As one of the 12 Minor Prophets, Micah unwaveringly spoke God’s message to Israel—a message filled with judgment but laced with the promise of redemption. Micah combined poetic complexity and literary sophistication to compel his audience to respond. And now, through an exacting linguistic and literary analysis of the biblical text, coauthors Francis I. Andersen and David Noel Freedman explain what Micah meant to his contemporaries, as well as what his message means to readers today.
What sets this volume apart is its attention to the prophet’s original text. The commentary is descriptive rather than speculative, philological rather than theological. With unusual care, the authors—two of the world’s leading Bible scholars—examine the features of Micah’s biblical Hebrew and prophetic discourse. They discover the use of a special kind of language, which, in its poetic composition, differs significantly from the language of classical Hebrew prose.
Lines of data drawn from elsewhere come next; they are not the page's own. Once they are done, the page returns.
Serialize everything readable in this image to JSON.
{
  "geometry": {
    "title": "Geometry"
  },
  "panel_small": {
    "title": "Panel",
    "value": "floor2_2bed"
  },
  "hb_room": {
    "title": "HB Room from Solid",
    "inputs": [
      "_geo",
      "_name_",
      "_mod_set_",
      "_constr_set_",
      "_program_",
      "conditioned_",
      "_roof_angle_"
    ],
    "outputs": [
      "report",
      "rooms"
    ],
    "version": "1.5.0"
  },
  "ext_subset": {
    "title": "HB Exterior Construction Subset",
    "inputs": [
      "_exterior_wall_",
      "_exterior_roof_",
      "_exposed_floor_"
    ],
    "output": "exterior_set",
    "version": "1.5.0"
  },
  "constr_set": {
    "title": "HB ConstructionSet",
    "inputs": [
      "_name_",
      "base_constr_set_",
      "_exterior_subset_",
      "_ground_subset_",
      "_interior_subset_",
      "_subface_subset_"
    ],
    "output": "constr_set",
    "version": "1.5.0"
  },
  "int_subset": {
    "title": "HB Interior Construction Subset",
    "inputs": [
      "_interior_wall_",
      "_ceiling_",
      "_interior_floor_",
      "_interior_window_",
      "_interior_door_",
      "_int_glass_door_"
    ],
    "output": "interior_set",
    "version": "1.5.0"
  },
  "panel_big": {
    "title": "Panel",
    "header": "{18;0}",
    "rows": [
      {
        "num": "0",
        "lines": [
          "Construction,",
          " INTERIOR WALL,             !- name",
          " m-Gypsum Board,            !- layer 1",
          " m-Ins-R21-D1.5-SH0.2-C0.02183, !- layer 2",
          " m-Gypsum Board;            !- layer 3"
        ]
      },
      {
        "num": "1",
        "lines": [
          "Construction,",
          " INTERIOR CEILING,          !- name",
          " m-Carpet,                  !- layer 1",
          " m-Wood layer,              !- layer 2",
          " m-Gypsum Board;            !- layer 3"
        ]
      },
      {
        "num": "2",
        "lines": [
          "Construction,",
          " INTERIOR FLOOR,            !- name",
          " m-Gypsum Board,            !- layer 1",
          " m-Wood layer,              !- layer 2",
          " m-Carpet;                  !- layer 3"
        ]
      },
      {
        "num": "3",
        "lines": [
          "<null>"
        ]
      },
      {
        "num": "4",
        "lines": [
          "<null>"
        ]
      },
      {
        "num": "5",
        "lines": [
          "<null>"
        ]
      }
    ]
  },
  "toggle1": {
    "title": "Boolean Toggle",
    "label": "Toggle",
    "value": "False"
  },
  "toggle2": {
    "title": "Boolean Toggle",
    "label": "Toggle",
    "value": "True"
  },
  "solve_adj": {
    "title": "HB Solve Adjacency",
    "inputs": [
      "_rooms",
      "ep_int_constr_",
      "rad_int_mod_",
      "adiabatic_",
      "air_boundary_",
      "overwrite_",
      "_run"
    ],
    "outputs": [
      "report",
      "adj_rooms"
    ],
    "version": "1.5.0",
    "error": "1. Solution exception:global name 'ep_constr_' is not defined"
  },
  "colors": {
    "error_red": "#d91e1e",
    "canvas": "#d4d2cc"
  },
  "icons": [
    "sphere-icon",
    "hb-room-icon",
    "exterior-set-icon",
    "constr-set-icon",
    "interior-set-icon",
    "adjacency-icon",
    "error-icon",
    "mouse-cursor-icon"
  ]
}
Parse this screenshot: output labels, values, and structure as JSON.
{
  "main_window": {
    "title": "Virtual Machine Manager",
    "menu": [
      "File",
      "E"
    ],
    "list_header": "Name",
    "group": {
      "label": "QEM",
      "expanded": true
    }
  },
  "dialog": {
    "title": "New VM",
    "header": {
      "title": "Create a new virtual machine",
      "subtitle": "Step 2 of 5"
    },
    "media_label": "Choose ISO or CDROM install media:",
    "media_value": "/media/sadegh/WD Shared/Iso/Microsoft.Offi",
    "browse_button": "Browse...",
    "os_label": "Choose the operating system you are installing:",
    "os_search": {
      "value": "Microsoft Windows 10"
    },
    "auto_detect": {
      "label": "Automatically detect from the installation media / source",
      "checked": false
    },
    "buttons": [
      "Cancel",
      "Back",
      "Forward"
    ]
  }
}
At the zenith of their careers, masters of all relevant disciplines, Andersen and Freedman are the perfect duo to unlock the words of this challenging prophet.
Logos Bible Software gives you the tools you need to use this volume effectively and efficiently. With your digital library, you can search for verses, find Scripture references and citations instantly, and perform word studies. Along with your English translations, all Scripture passages are linked to Greek and Hebrew texts. What’s more, hovering over a Scripture reference will instantly display your verse! The advanced tools in your digital library free you to dig deeper into one of the most important contributions to biblical scholarship in the past century!
Francis I. Andersen taught the Bible in Australia, the United States, and around the world before retiring as professorial fellow in the department of classics and archaeology at the University of Melbourne, Australia. Out of his pioneering work on the poetics and metrics of biblical texts, he has produced over 70 scholarly articles and many books.
David Noel Freedman (1922–2008) received his PhD in Semitic languages and literature from Johns Hopkins University in 1948. Freedman was a distinguished author and prolific editor. His other works include a contribution to the Eerdmans Biblical Resources Series and The Bible in Its World.